When Victor sees himself, beneath all of the layers of filtering and repression, he even says that he “became fully convinced” that he “was in reality the monster”. It is only by artificially conjuring a monster and displacing all of his genuine thoughts and desires onto it that he can avoid how he really feels about himself. This uncanny feeling is so foreign yet strikingly familiar, precisely the relationship that the monster has to Victor. The “miserable deformity” that the monster witnesses is in fact Victor’s castrated body exposed by the water, and this fear of castration that Victor represses sheds light on his identification as a foreign, colonized, subaltern woman who obviously does not have a penis (104).

Through this avoidance, Victor can displace these thoughts onto a monster that typifies the subaltern, foreign woman in his unconscious and ultimately, he can avoid self-hatred and can continue to perpetuate the Eurocentric, colonialist discourse that he internally abhors. 

Victor’s fear of castration

In Frankenstein, the monster’s feelings when he sees himself reflected in the water are deeply indicative of displacement and social construction. Psychoanalytic criticism emphasizes the role of the unconscious and the hidden repression inherent in the monster seeing himself in the water. The uncanny conjures up a weird, foreign feeling yet strikingly familiar. Freud’s theory of dream distortion explicates this incident because the monster is actually a projection of Victor Frankenstein himself. The monster is how Victor actually sees himself, beneath all the layers of filtering and the repression. Victor “became fully convinced that I was in reality the monster that I am” and it is only with displacement that Victor can transfer all of his genuine thoughts and desires onto the monster, which is in actuality an artificial conjuration (pg. 104). Seeing his repugnant and grotesque form unmasks the primary narcissism present according to psychoanalytic criticism because the monster, or Victor is the center of his entire world. This incident gives us a glimpse into how Victor feels about himself. Because Victor’s recurring thoughts are omnipotent in his dreams, he sees himself in his truest form when he stares into the water because he observes a primordial beast. This primitive form of identification is emblematic of the uncanny. Victor’s observance induces horror because it’s only within his dreams that his fear of being castrated is exposed. He sees himself bare and the “miserable deformity” that he refers to is actually his castrated body exposed by the water (pg. 104).

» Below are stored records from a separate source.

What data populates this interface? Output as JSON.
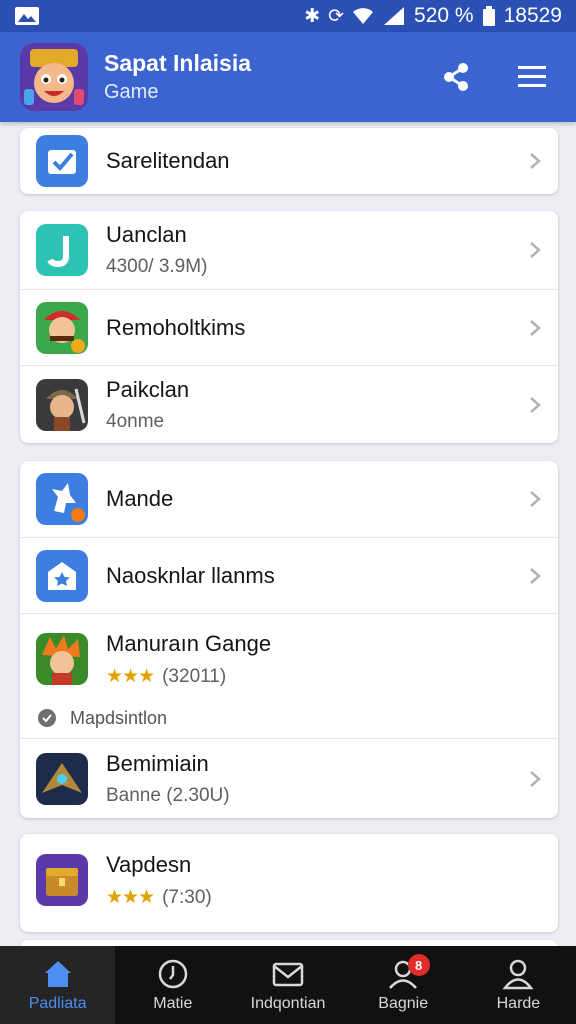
{
  "status_bar": {
    "battery_text": "520 %",
    "time": "18529"
  },
  "app_bar": {
    "title": "Sapat Inlaisia",
    "subtitle": "Game",
    "share_icon": "share-icon",
    "menu_icon": "hamburger-menu-icon"
  },
  "cards": [
    {
      "items": [
        {
          "title": "Sarelitendan",
          "icon": "checkbox-icon",
          "color": "#3d7fe0"
        }
      ]
    },
    {
      "items": [
        {
          "title": "Uanclan",
          "subtitle": "4300/ 3.9M)",
          "icon": "j-app-icon",
          "color": "#2ec2b4"
        },
        {
          "title": "Remoholtkims",
          "icon": "game-mario-icon"
        },
        {
          "title": "Paikclan",
          "subtitle": "4onme",
          "icon": "game-warrior-icon"
        }
      ]
    },
    {
      "items": [
        {
          "title": "Mande",
          "icon": "unicorn-app-icon",
          "color": "#3d7fe0"
        },
        {
          "title": "Naosknlar llanms",
          "icon": "envelope-star-icon",
          "color": "#3d7fe0"
        },
        {
          "title": "Manuraın Gange",
          "stars": "★★★",
          "rating_count": "(32011)",
          "icon": "game-hero-icon",
          "extra": "Mapdsintlon"
        },
        {
          "title": "Bemimiain",
          "subtitle": "Banne (2.30U)",
          "icon": "game-spaceship-icon"
        }
      ]
    },
    {
      "items": [
        {
          "title": "Vapdesn",
          "stars": "★★★",
          "rating_count": "(7:30)",
          "icon": "game-chest-icon"
        }
      ]
    }
  ],
  "bottom_nav": [
    {
      "label": "Padliata",
      "icon": "home-icon",
      "active": true
    },
    {
      "label": "Matie",
      "icon": "clock-icon"
    },
    {
      "label": "Indqontian",
      "icon": "mail-icon"
    },
    {
      "label": "Bagnie",
      "icon": "notification-person-icon",
      "badge": "8"
    },
    {
      "label": "Harde",
      "icon": "profile-icon"
    }
  ],
  "colors": {
    "app_bar": "#3b64d0",
    "status_bar": "#2c4fb4",
    "nav_active": "#4d8ef0",
    "star": "#e0a400",
    "badge": "#e42b2b"
  }
}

While the monster certainly wants others to overlook this deformity, he is so disgusted at his image because that’s how he identifies in his unconscious. Victor has repressed these thoughts and fears about himself to the level that they only show up in his dreams, where Victor becomes the monster. This displaces all of his self-hate onto a creature, which is ostensibly detached but actually very real. Victor wants others to overlook his deprivations and in his dreams, the lack of a penis due to infantile fears. His identification as the monster signifies the identification of the child initially with his father in psychoanalytic terminology, but turns completely when he realizes that his father wants to castrate him. Victor, realizing his repulsive nature in his dreams, has already been castrated but longs to be accepted by his mother so he can ultimately have sex with her. The manifest content of this dream reveals itself because Victor has repressed this fear for so long in his unconscious.